“Victorin Strigelius,” says Mr. Bayle, “had no scruples about using the thoughts and expressions of others. In that regard, it seems he condoned community property, he did not believe his actions were those of a plagiarist, and he consented to allow others to use his books as he had used those of other authors. If you find things that you like, help yourself freely, all is at your disposal,” said he. This claim clearly authorizes plagiary, if the one committing it always offers as many good things as those he borrows from others; but normally this exchange is too unequal, and the one who becomes richer by decorating his work with the spoils of others cannot of his own accord make restitution or even the slightest compensation.

Plagiarists have often been publicly unmasked. According to Thomasius, such was the case for Etienne Dolet, whose commentaries on the Latin language formed at first just one mediocre volume but swelled to two volumes in-folio at the expense of Charles Etienne, of Nizolius, of Riceius, and of Lazare Baif, which Charles Etienne revealed to the public.

Finally, M. Bayle declares that plagiary is a moral defect and a true sin, a temptation to which many authors, who are otherwise the most honest people in the world, succumb. It must be that they have some kind of false consciousness and that they think that it is less criminal to steal the product of a man’s mind than to steal his money, or to strip him of his wealth.

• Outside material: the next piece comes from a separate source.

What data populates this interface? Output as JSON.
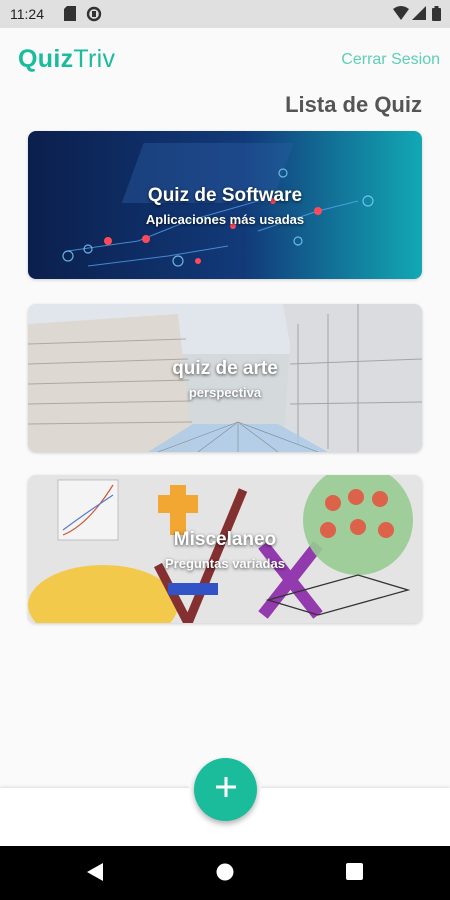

See Bayle’s dictionary , the word Musurus .

1. “What is taken from others is not stolen, if he who takes it indicates from whom he borrows and praises the author of that work; the one who steals is silent, seeking to benefit from another’s work.” Pierre Bayle (1647-1706), Dictionnaire historique et critique, 5 th ed. (Amsterdam, 1740): 1: 687.